> EXERCISE DIRECTIONS: Only the total should be returned: the number of lines in the data that hold the string "this".

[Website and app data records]
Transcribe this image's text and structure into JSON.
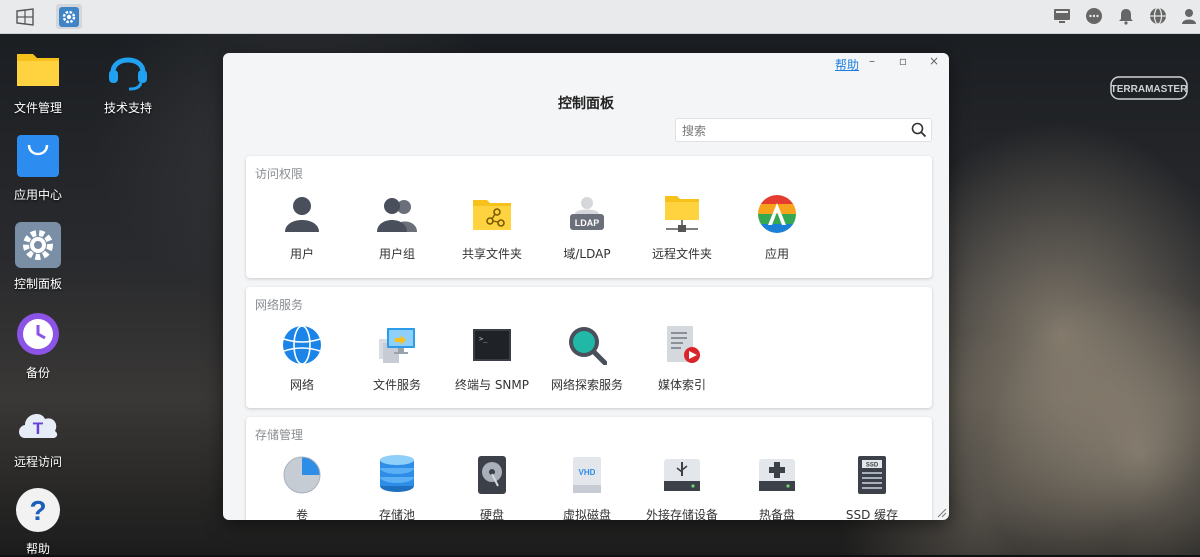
{
  "taskbar": {
    "left_icons": [
      "windows-icon",
      "control-panel-icon"
    ],
    "right_icons": [
      "monitor-icon",
      "chat-icon",
      "bell-icon",
      "globe-icon",
      "user-icon"
    ]
  },
  "desktop": {
    "icons": [
      {
        "label": "文件管理",
        "icon": "folder-icon"
      },
      {
        "label": "技术支持",
        "icon": "headset-icon"
      },
      {
        "label": "应用中心",
        "icon": "shopping-bag-icon"
      },
      {
        "label": "控制面板",
        "icon": "gear-icon"
      },
      {
        "label": "备份",
        "icon": "clock-icon"
      },
      {
        "label": "远程访问",
        "icon": "cloud-icon"
      },
      {
        "label": "帮助",
        "icon": "question-icon"
      }
    ],
    "brand_logo": "TERRAMASTER"
  },
  "window": {
    "help_link": "帮助",
    "minimize": "–",
    "maximize": "▫",
    "close": "×",
    "title": "控制面板",
    "search_placeholder": "搜索",
    "sections": [
      {
        "title": "访问权限",
        "items": [
          {
            "label": "用户",
            "icon": "user-icon"
          },
          {
            "label": "用户组",
            "icon": "user-group-icon"
          },
          {
            "label": "共享文件夹",
            "icon": "shared-folder-icon"
          },
          {
            "label": "域/LDAP",
            "icon": "ldap-icon",
            "badge": "LDAP"
          },
          {
            "label": "远程文件夹",
            "icon": "remote-folder-icon"
          },
          {
            "label": "应用",
            "icon": "apps-icon"
          }
        ]
      },
      {
        "title": "网络服务",
        "items": [
          {
            "label": "网络",
            "icon": "globe-icon"
          },
          {
            "label": "文件服务",
            "icon": "file-service-icon"
          },
          {
            "label": "终端与 SNMP",
            "icon": "terminal-icon",
            "badge": ">_"
          },
          {
            "label": "网络探索服务",
            "icon": "magnifier-icon"
          },
          {
            "label": "媒体索引",
            "icon": "media-index-icon"
          }
        ]
      },
      {
        "title": "存储管理",
        "items": [
          {
            "label": "卷",
            "icon": "pie-volume-icon"
          },
          {
            "label": "存储池",
            "icon": "storage-pool-icon"
          },
          {
            "label": "硬盘",
            "icon": "hard-disk-icon"
          },
          {
            "label": "虚拟磁盘",
            "icon": "vhd-icon",
            "badge": "VHD"
          },
          {
            "label": "外接存储设备",
            "icon": "usb-storage-icon"
          },
          {
            "label": "热备盘",
            "icon": "hot-spare-icon"
          },
          {
            "label": "SSD 缓存",
            "icon": "ssd-cache-icon",
            "badge": "SSD"
          }
        ]
      }
    ]
  },
  "colors": {
    "accent": "#1e7ee0",
    "folder": "#f7c11b",
    "taskbar": "#e9eaec"
  }
}
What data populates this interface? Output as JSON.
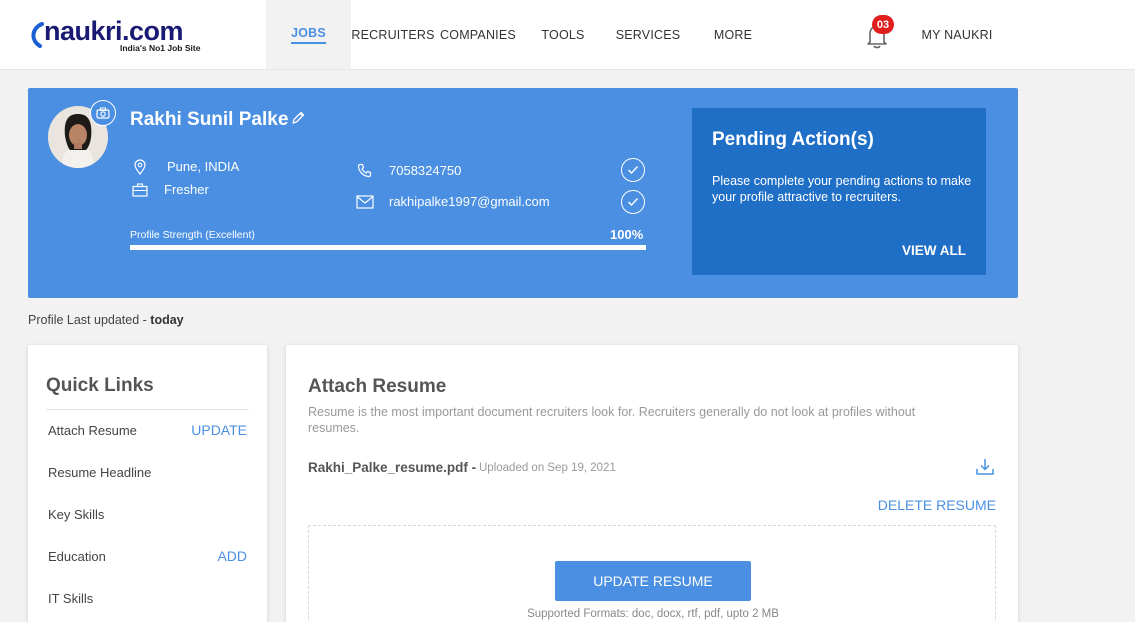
{
  "brand": {
    "logo_text": "naukri.com",
    "tagline": "India's No1 Job Site"
  },
  "nav": {
    "items": [
      "JOBS",
      "RECRUITERS",
      "COMPANIES",
      "TOOLS",
      "SERVICES",
      "MORE"
    ],
    "active": "JOBS",
    "notifications_count": "03",
    "account_label": "MY NAUKRI"
  },
  "profile": {
    "name": "Rakhi Sunil Palke",
    "location": "Pune, INDIA",
    "experience": "Fresher",
    "phone": "7058324750",
    "email": "rakhipalke1997@gmail.com",
    "strength_label": "Profile Strength (Excellent)",
    "strength_value": "100%",
    "strength_fraction": 1.0,
    "last_updated_label": "Profile Last updated - ",
    "last_updated_value": "today"
  },
  "pending": {
    "title": "Pending Action(s)",
    "text": "Please complete your pending actions to make your profile attractive to recruiters.",
    "link": "VIEW ALL"
  },
  "quick_links": {
    "title": "Quick Links",
    "items": [
      {
        "label": "Attach Resume",
        "action": "UPDATE"
      },
      {
        "label": "Resume Headline",
        "action": ""
      },
      {
        "label": "Key Skills",
        "action": ""
      },
      {
        "label": "Education",
        "action": "ADD"
      },
      {
        "label": "IT Skills",
        "action": ""
      }
    ]
  },
  "attach": {
    "title": "Attach Resume",
    "description": "Resume is the most important document recruiters look for. Recruiters generally do not look at profiles without resumes.",
    "file_name": "Rakhi_Palke_resume.pdf -",
    "uploaded": "Uploaded on Sep 19, 2021",
    "delete_label": "DELETE RESUME",
    "update_label": "UPDATE RESUME",
    "formats": "Supported Formats: doc, docx, rtf, pdf, upto 2 MB"
  },
  "colors": {
    "primary_blue": "#4a8fe2",
    "dark_blue": "#1f6fc7",
    "badge_red": "#e01e1e",
    "link_blue": "#4a90e2"
  }
}
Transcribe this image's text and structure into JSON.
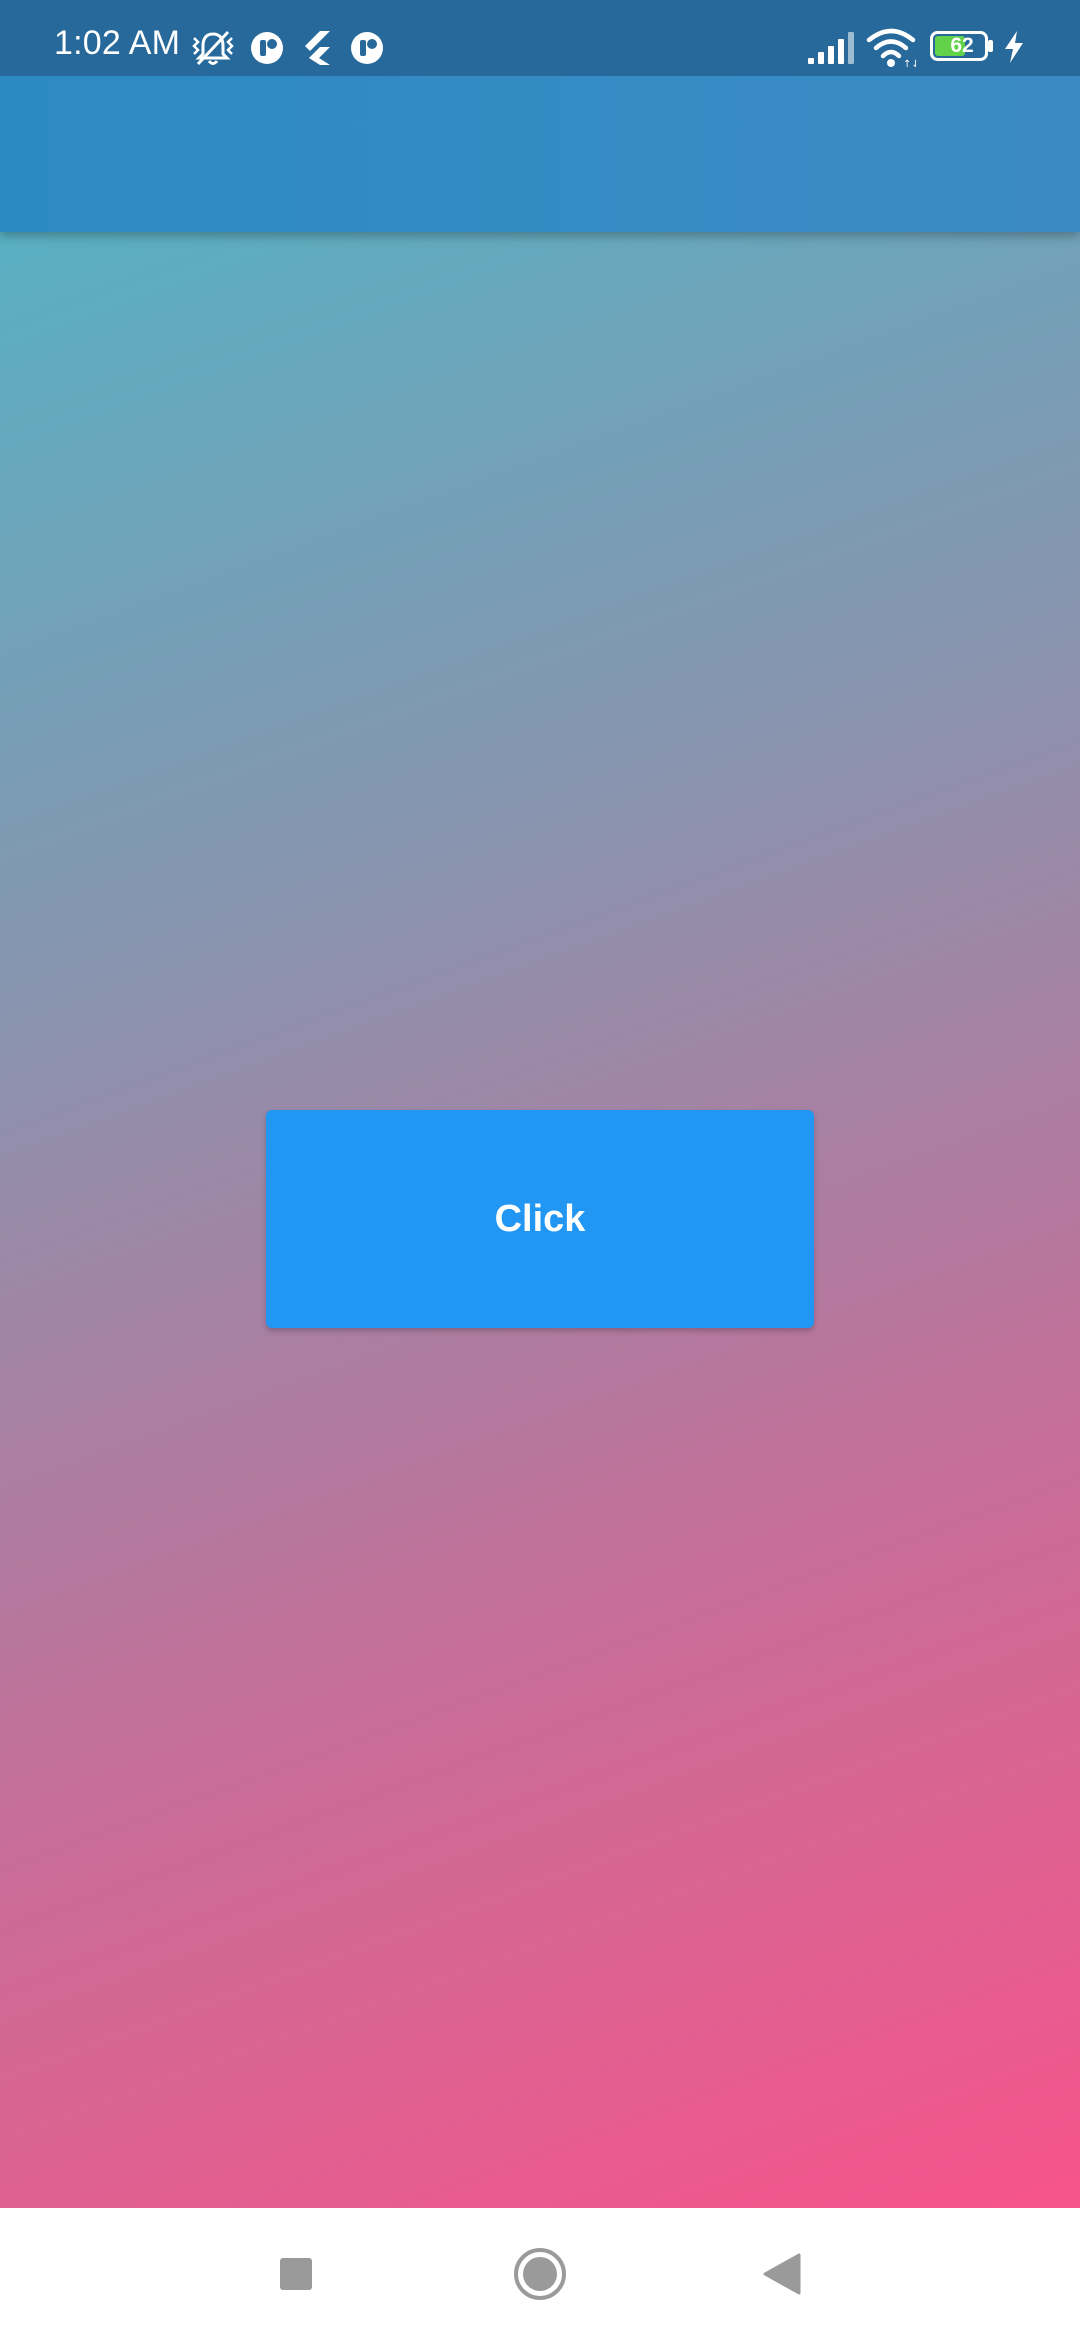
{
  "status_bar": {
    "time": "1:02 AM",
    "battery_level": "62",
    "left_icons": [
      "mute-vibrate-icon",
      "app-notification-icon",
      "flutter-icon",
      "app-notification-icon"
    ],
    "right_icons": [
      "cellular-signal-icon",
      "wifi-icon",
      "battery-icon",
      "charging-icon"
    ]
  },
  "main": {
    "button_label": "Click"
  },
  "colors": {
    "status_bar": "#26699a",
    "app_bar": "#348ac4",
    "button": "#2196f3",
    "gradient_top": "#4bb8c8",
    "gradient_bottom": "#f7548a"
  },
  "nav_bar": {
    "buttons": [
      "recents-square-icon",
      "home-circle-icon",
      "back-triangle-icon"
    ]
  }
}
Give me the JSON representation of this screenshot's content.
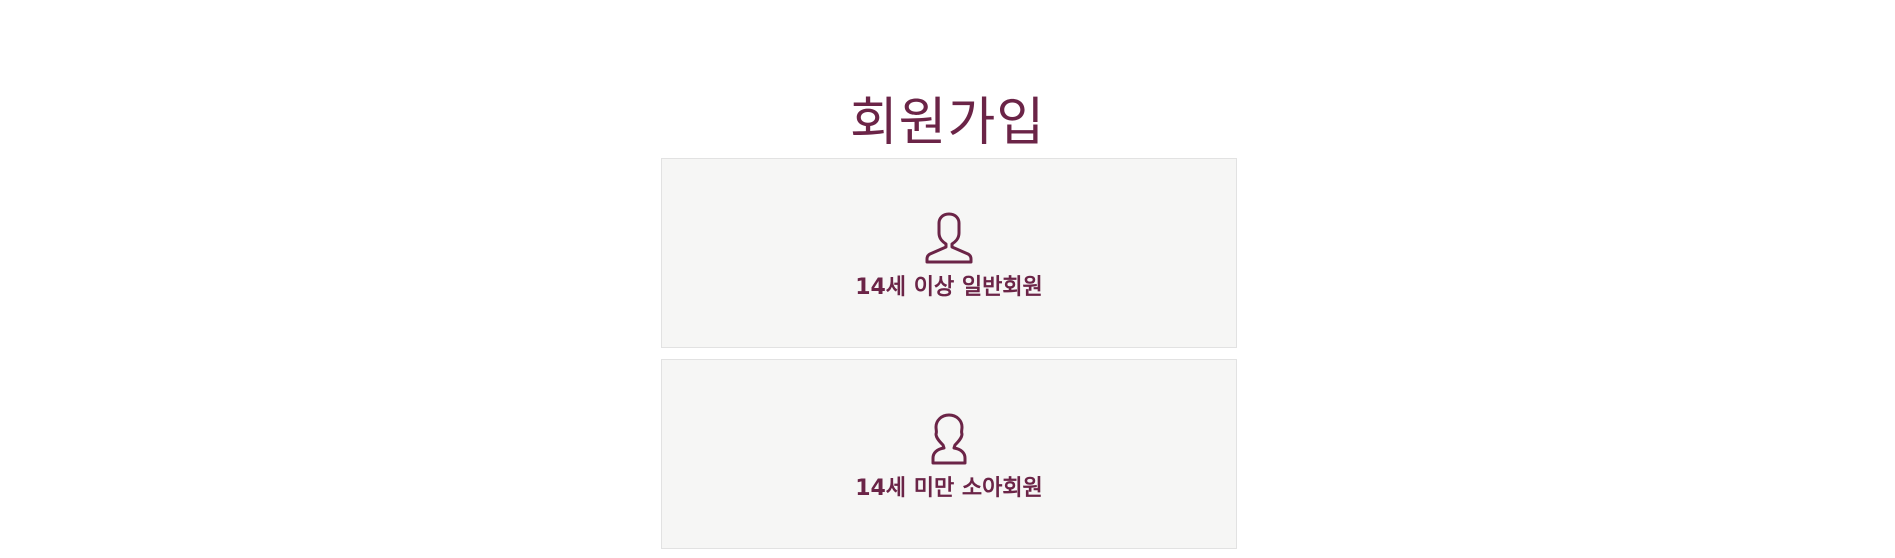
{
  "page": {
    "title": "회원가입"
  },
  "options": [
    {
      "label": "14세 이상 일반회원",
      "icon": "adult-user-icon"
    },
    {
      "label": "14세 미만 소아회원",
      "icon": "child-user-icon"
    }
  ],
  "colors": {
    "accent": "#6b2447",
    "card_background": "#f6f6f5",
    "card_border": "#e2e2e2"
  }
}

> ANSWER SECTION: 4